After we got home later that afternoon, (you can read what happened between the time we left kindergarten and arrived home tomorrow in my post tomorrow) I sat Micah on his bed to discuss the situation further. Our conversation went something like this:
Daddy: "Why did you push [this boy]? Did he do something to you?" (I've withheld the boy's name to avoid any embarrassment or animosity).
Micah: "No, he didn't do anything."
Daddy: "Well, why did you push him?"
Micah: "Because I don't like him! He's a lollygagger!"
(Lollygagging is a term that Nathan has obviously picked up from Krista and/or I and has since popularized. He uses it to describe his actions in any situation where he gets in trouble for being rowdy, not listening or not paying attention to what he should be doing. It is actually quite frustrating, because he generally only provides this generic term rather than giving the actual details of what he got in trouble for. But that is for another time. Let's get back to the conversation with Micah!)
Daddy: "Why is he a lollygagger?"
Micah: "That's what they call him!"
Daddy: "That's what who calls him? Nathan, (who is sitting across the room on his bed) do you call him a lollygagge?."
(They are the only two English speakers in the kindergarten. Obviously if anybody is calling someone a lollygagger -- in english -- the source can be traced back to one of them).
Nathan: "No I call him [his name]."
Daddy: (Looking back to Micah) "Who calls him that?"
Micah: "I do!"
Daddy: (Biting his lip to keep from laughing) "Does it make God happy when we call people lollygagger? I want you to be nice to him."
Micah: "But he is a lollygagger. I don't like him."
Daddy: (Trying ever harder not to laugh and ruin a chance for discipline and reconciliation) "How would you feel if he called you a lollygagger? Would you like that?"
Daddy: "Okay, I want you to be nice to him."

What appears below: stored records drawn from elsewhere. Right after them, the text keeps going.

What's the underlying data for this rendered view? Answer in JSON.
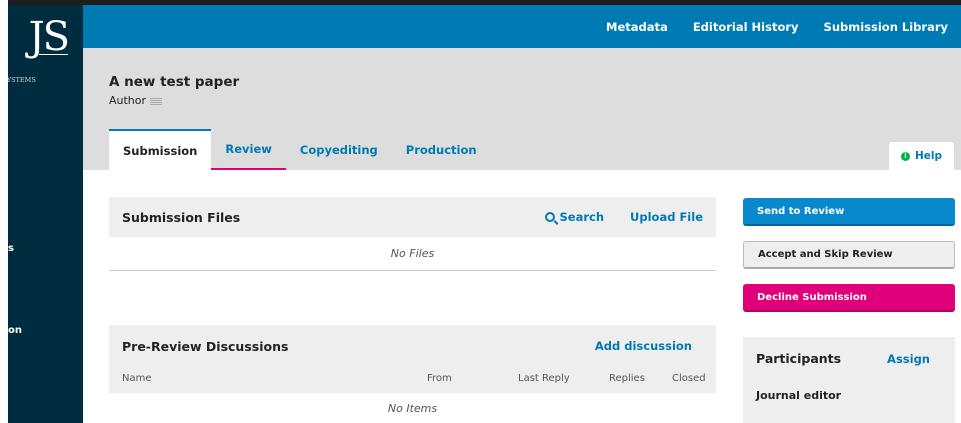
{
  "sidebar": {
    "logo_mark": "JS",
    "logo_subtitle": "L SYSTEMS",
    "nav_stubs": [
      "s",
      "on"
    ]
  },
  "topnav": {
    "items": [
      "Metadata",
      "Editorial History",
      "Submission Library"
    ]
  },
  "submission": {
    "title": "A new test paper",
    "author_label": "Author"
  },
  "tabs": [
    "Submission",
    "Review",
    "Copyediting",
    "Production"
  ],
  "help": {
    "label": "Help",
    "icon": "info-icon"
  },
  "files_panel": {
    "title": "Submission Files",
    "search_label": "Search",
    "upload_label": "Upload File",
    "empty_text": "No Files"
  },
  "discussions_panel": {
    "title": "Pre-Review Discussions",
    "add_label": "Add discussion",
    "columns": [
      "Name",
      "From",
      "Last Reply",
      "Replies",
      "Closed"
    ],
    "empty_text": "No Items"
  },
  "actions": {
    "send_to_review": "Send to Review",
    "accept_skip": "Accept and Skip Review",
    "decline": "Decline Submission"
  },
  "participants": {
    "title": "Participants",
    "assign_label": "Assign",
    "roles": [
      "Journal editor"
    ]
  },
  "colors": {
    "primary": "#007ab2",
    "sidebar": "#002c40",
    "decline": "#e0007a",
    "header_bg": "#dddddd"
  }
}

We discussed it a little longer, but I'm not quite sure I got through to him, because we had a similar conversation this morning on the way to school. Oh the joys and frustrations of parenthood. Even the tough times are worth it though. May God give me the strength to model Christ in my own life before my boys and teach them that God loves us and that we should, because of His love in us, desire to love others, even lollygaggers!